  •  the “group of companies” definition in s1 of the Act includes “foreign companies”. However, the s41 “group of companies” definition (which generally applies to the corporate tax roll-over relief provisions) excludes foreign companies. The s41 group of companies definition is therefore narrower than the s1 definition;
  • the wording in s45(3A)(ii) of the Act simply refers to a debt issued by a company that forms part of
    the “same group of companies” as the transferee company (SA Co) or transferor company (CFC 1); and
  •  on the basis that s45(3A)(ii) of the Act does not refer to a group of companies “as defined in section 1 of the Act”, does it mean that s45(3A) of the Act is not applicable to a loan between
    CFC 1 and SA Co (which do not form part of the s41 “group of companies”)?
  •  alternatively, on the basis that there is a foreign ”intra-group transaction” as defined in Paragraph (b), which requires the foreign equity shares be disposed of in exchange for the issue of debt, must it follow that s45(3A) applies to foreign ”intra-group transactions”?

In BPR 178, which has similar facts to those described above, it was ruled that s45(3A) will not apply to deem the loan to have a base cost of nil in the hands of the holder of the loan, and therefore the loan will

have a base cost equal to its face value.

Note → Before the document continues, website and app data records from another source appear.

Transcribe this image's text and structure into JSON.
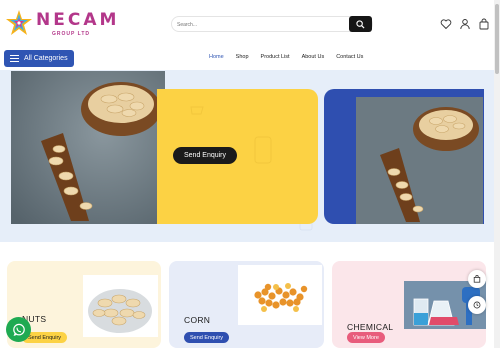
{
  "header": {
    "brand": "NECAM",
    "brand_sub": "GROUP LTD",
    "search_placeholder": "Search...",
    "icons": [
      "search-icon",
      "heart-icon",
      "user-icon",
      "bag-icon"
    ]
  },
  "nav": {
    "categories_label": "All Categories",
    "links": [
      "Home",
      "Shop",
      "Product List",
      "About Us",
      "Contact Us"
    ],
    "active": "Home"
  },
  "hero": {
    "enquiry_label": "Send Enquiry"
  },
  "cards": [
    {
      "title": "NUTS",
      "button": "Send Enquiry"
    },
    {
      "title": "CORN",
      "button": "Send Enquiry"
    },
    {
      "title": "CHEMICAL",
      "button": "View More"
    }
  ],
  "colors": {
    "brand": "#b3378a",
    "accent_blue": "#2f55b3",
    "yellow": "#fcd244",
    "whatsapp": "#1faa52"
  }
}
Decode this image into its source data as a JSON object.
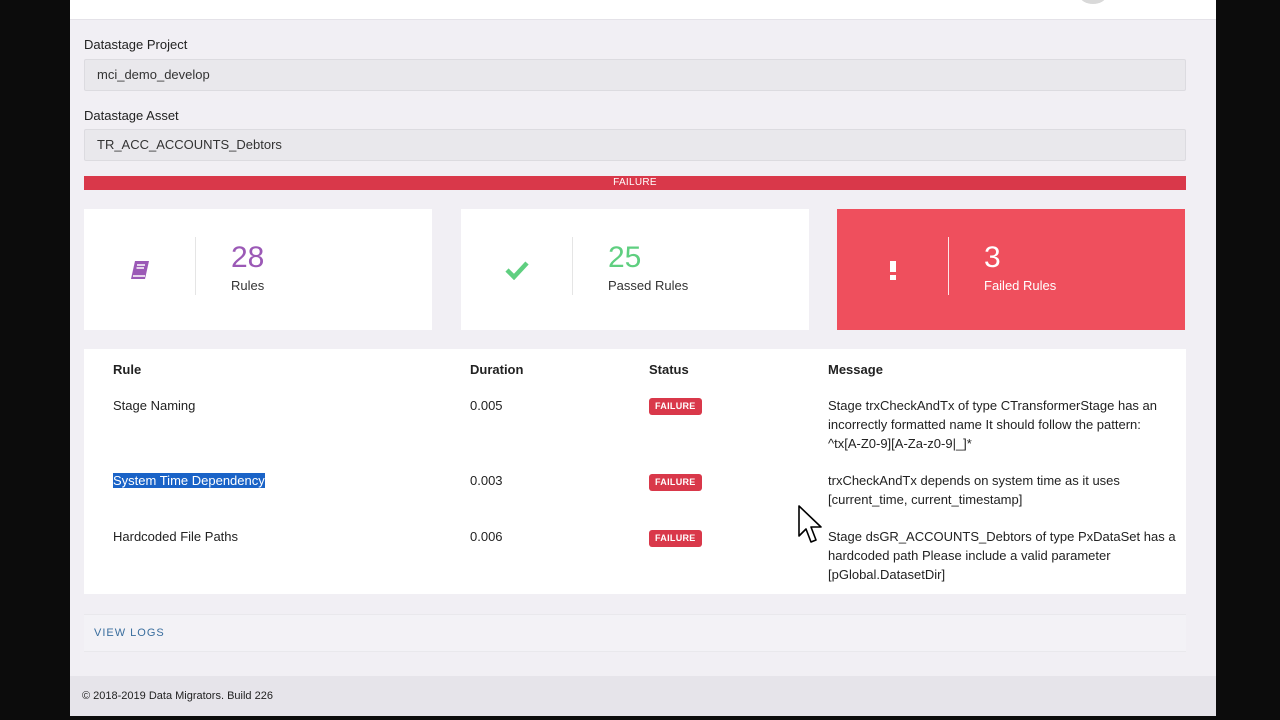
{
  "project": {
    "label": "Datastage Project",
    "value": "mci_demo_develop"
  },
  "asset": {
    "label": "Datastage Asset",
    "value": "TR_ACC_ACCOUNTS_Debtors"
  },
  "status_bar": {
    "text": "FAILURE",
    "color": "#d9384a"
  },
  "stats": [
    {
      "icon": "book-icon",
      "value": "28",
      "label": "Rules",
      "color": "#9b59b6"
    },
    {
      "icon": "check-icon",
      "value": "25",
      "label": "Passed Rules",
      "color": "#5fcf80"
    },
    {
      "icon": "exclamation-icon",
      "value": "3",
      "label": "Failed Rules",
      "color": "#ef4f5d"
    }
  ],
  "table": {
    "headers": {
      "rule": "Rule",
      "duration": "Duration",
      "status": "Status",
      "message": "Message"
    },
    "rows": [
      {
        "rule": "Stage Naming",
        "duration": "0.005",
        "status": "FAILURE",
        "message_lines": [
          "Stage trxCheckAndTx of type CTransformerStage has an",
          "incorrectly formatted name It should follow the pattern:",
          "^tx[A-Z0-9][A-Za-z0-9|_]*"
        ]
      },
      {
        "rule": "System Time Dependency",
        "duration": "0.003",
        "status": "FAILURE",
        "selected": true,
        "message_lines": [
          "trxCheckAndTx depends on system time as it uses",
          "[current_time, current_timestamp]"
        ]
      },
      {
        "rule": "Hardcoded File Paths",
        "duration": "0.006",
        "status": "FAILURE",
        "message_lines": [
          "Stage dsGR_ACCOUNTS_Debtors of type PxDataSet has a",
          "hardcoded path Please include a valid parameter",
          "[pGlobal.DatasetDir]"
        ]
      }
    ]
  },
  "view_logs": "VIEW LOGS",
  "footer": "© 2018-2019 Data Migrators. Build 226"
}
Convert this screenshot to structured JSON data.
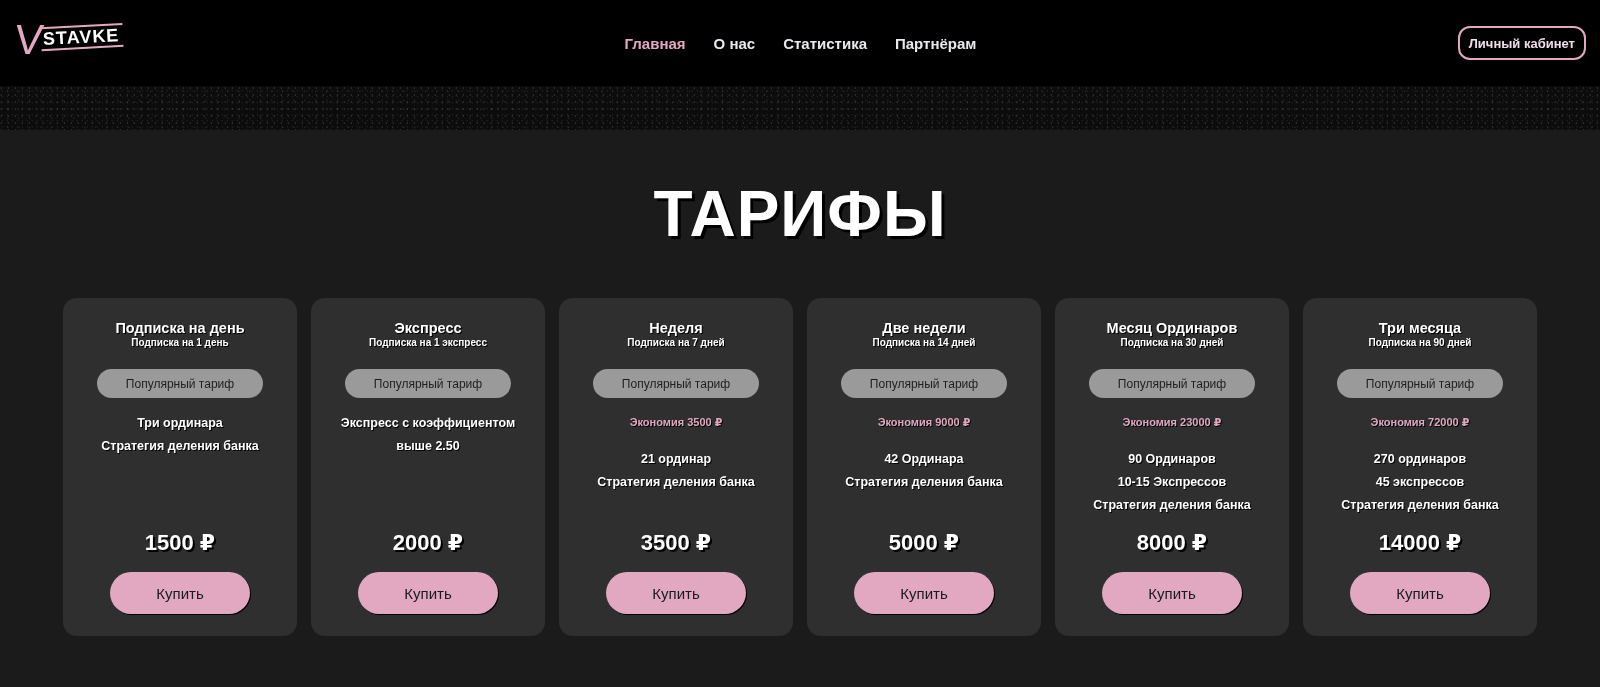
{
  "header": {
    "logo": {
      "mark": "V",
      "text": "STAVKE"
    },
    "nav": [
      {
        "label": "Главная",
        "selected": true
      },
      {
        "label": "О нас",
        "selected": false
      },
      {
        "label": "Статистика",
        "selected": false
      },
      {
        "label": "Партнёрам",
        "selected": false
      }
    ],
    "account_button": "Личный кабинет"
  },
  "pricing": {
    "title": "ТАРИФЫ",
    "plans": [
      {
        "title": "Подписка на день",
        "subtitle": "Подписка на 1 день",
        "badge": "Популярный тариф",
        "features": [
          "Три ординара",
          "Стратегия деления банка"
        ],
        "price": "1500 ₽",
        "button": "Купить"
      },
      {
        "title": "Экспресс",
        "subtitle": "Подписка на 1 экспресс",
        "badge": "Популярный тариф",
        "features": [
          "Экспресс с коэффициентом выше 2.50"
        ],
        "price": "2000 ₽",
        "button": "Купить"
      },
      {
        "title": "Неделя",
        "subtitle": "Подписка на 7 дней",
        "badge": "Популярный тариф",
        "savings": "Экономия 3500 ₽",
        "features": [
          "21 ординар",
          "Стратегия деления банка"
        ],
        "price": "3500 ₽",
        "button": "Купить"
      },
      {
        "title": "Две недели",
        "subtitle": "Подписка на 14 дней",
        "badge": "Популярный тариф",
        "savings": "Экономия 9000 ₽",
        "features": [
          "42 Ординара",
          "Стратегия деления банка"
        ],
        "price": "5000 ₽",
        "button": "Купить"
      },
      {
        "title": "Месяц Ординаров",
        "subtitle": "Подписка на 30 дней",
        "badge": "Популярный тариф",
        "savings": "Экономия 23000 ₽",
        "features": [
          "90 Ординаров",
          "10-15 Экспрессов",
          "Стратегия деления банка"
        ],
        "price": "8000 ₽",
        "button": "Купить"
      },
      {
        "title": "Три месяца",
        "subtitle": "Подписка на 90 дней",
        "badge": "Популярный тариф",
        "savings": "Экономия 72000 ₽",
        "features": [
          "270 ординаров",
          "45 экспрессов",
          "Стратегия деления банка"
        ],
        "price": "14000 ₽",
        "button": "Купить"
      }
    ]
  }
}
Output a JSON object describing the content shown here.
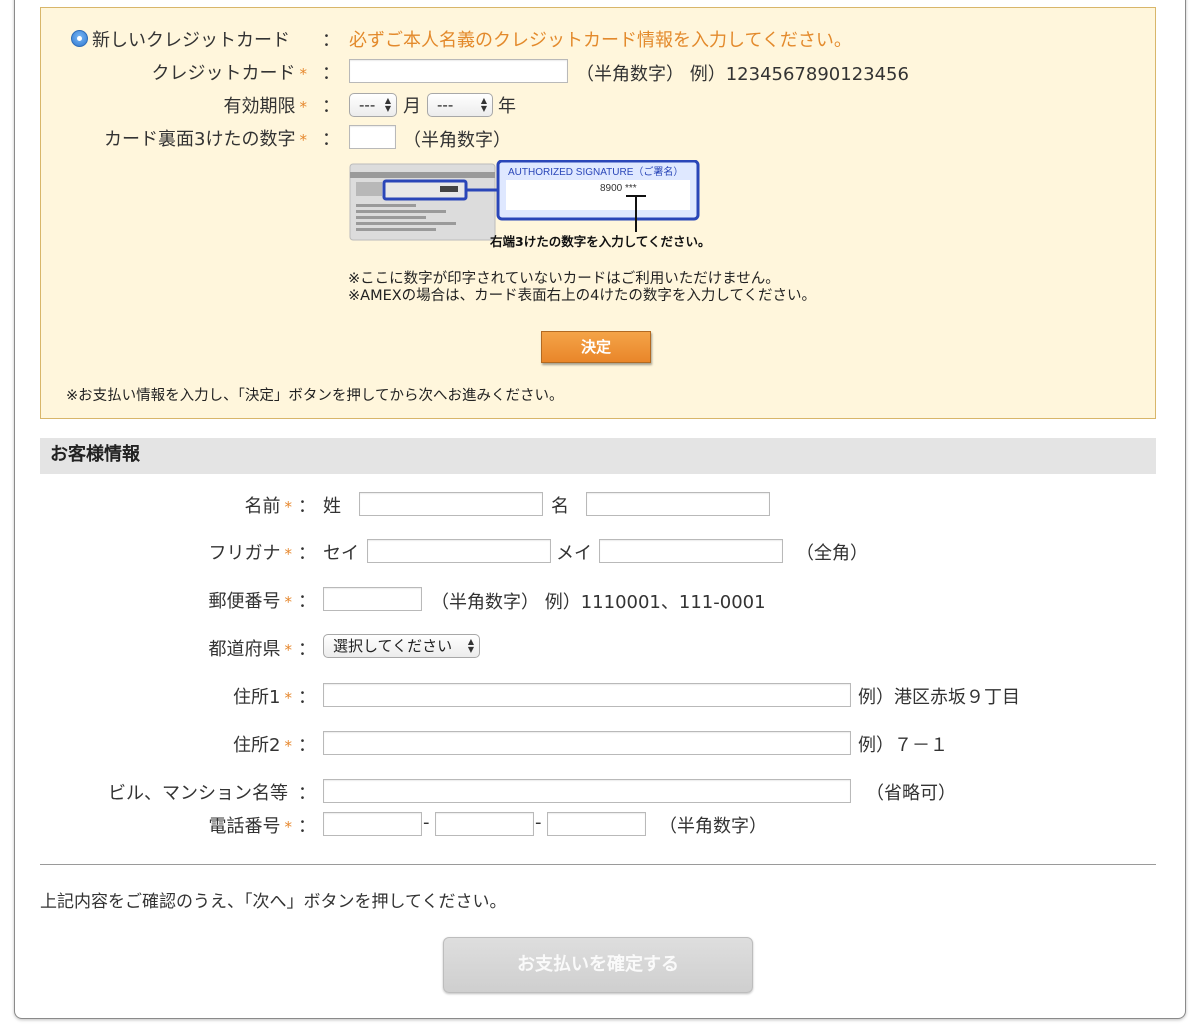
{
  "payment": {
    "new_card_label": "新しいクレジットカード",
    "new_card_notice": "必ずご本人名義のクレジットカード情報を入力してください。",
    "card_number_label": "クレジットカード",
    "card_number_hint": "（半角数字） 例）1234567890123456",
    "expiry_label": "有効期限",
    "expiry_month_value": "---",
    "expiry_month_unit": "月",
    "expiry_year_value": "---",
    "expiry_year_unit": "年",
    "cvv_label": "カード裏面3けたの数字",
    "cvv_hint": "（半角数字）",
    "card_image": {
      "signature_title": "AUTHORIZED SIGNATURE（ご署名）",
      "signature_digits": "8900 ***",
      "caption": "右端3けたの数字を入力してください。"
    },
    "note_line1": "※ここに数字が印字されていないカードはご利用いただけません。",
    "note_line2": "※AMEXの場合は、カード表面右上の4けたの数字を入力してください。",
    "decide_button": "決定",
    "bottom_note": "※お支払い情報を入力し、「決定」ボタンを押してから次へお進みください。"
  },
  "required_mark": "*",
  "colon": "：",
  "customer": {
    "section_title": "お客様情報",
    "name_label": "名前",
    "last_name_label": "姓",
    "first_name_label": "名",
    "kana_label": "フリガナ",
    "kana_last_label": "セイ",
    "kana_first_label": "メイ",
    "kana_hint": "（全角）",
    "zip_label": "郵便番号",
    "zip_hint": "（半角数字） 例）1110001、111-0001",
    "pref_label": "都道府県",
    "pref_select_value": "選択してください",
    "address1_label": "住所1",
    "address1_hint": "例）港区赤坂９丁目",
    "address2_label": "住所2",
    "address2_hint": "例）７－１",
    "building_label": "ビル、マンション名等",
    "building_hint": "（省略可）",
    "phone_label": "電話番号",
    "phone_sep": "-",
    "phone_hint": "（半角数字）"
  },
  "footer": {
    "confirm_note": "上記内容をご確認のうえ、「次へ」ボタンを押してください。",
    "confirm_button": "お支払いを確定する"
  },
  "colors": {
    "accent_orange": "#e6882f",
    "payment_bg": "#fff6dc",
    "section_bg": "#e4e4e4"
  }
}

As this loan is distributed up the line to the South African shareholder (eg SA Co), it was ruled that the cessionary in each case will then be able to access this face value as the base cost.

The exact basis upon which this conclusion was reached in BPR 178 is not necessarily clear from the ruling. However, if the conclusion is reached on the basis that s45(3A) of the Act does not apply to a Loan Note issued by a foreign company, which does not form part of a s41 group of companies, this ruling appears to be at odds with the statements by National Treasury in the Explanatory Memorandum on the Taxation Laws Amendment Bill, 2013 the (“EM”). According to the EM, s45(3A) of the Act was amended to clarify that the provision applies to both domestic and corporate reorganisations.

One of the other interesting issues that were highlighted in BPR 197 (which are not discussed in detail in this article) is the question whether, if from a German tax perspective a foreign German partnership is tax
transparent for German corporate income tax purposes but not for German trade tax purposes, will that German partnership constitute a “foreign company”?

In considering this issue, it should be appreciated that a “company” includes any association, corporation
or company established under the law of any country other than South Africa but does not include a “foreign partnership” (as defined). A “foreign partnership” is defined in s1 of the Act and typically includes an entity which is fiscally transparent in the country of formation or establishment.

To the extent that the German partnership in BPR 197 did not constitute a “foreign company” as defined (ie it was in fact a “foreign partnership”), it would not be possible to implement an “intra-group transaction” in terms of section 45 of the Act as one would not have a “group of companies” as defined in s1 of the Act.

Hopefully the discussion above highlights some of the complex issues that need to be considered when implementing international (and domestic) corporate restructurings and some of the difficulties taxpayers experience when interpreting the applicable legislation. Where there is any doubt, the advance tax ruling system does at least allow taxpayers the opportunity to approach SARS to obtain comfort on the tax consequences of the proposed transaction.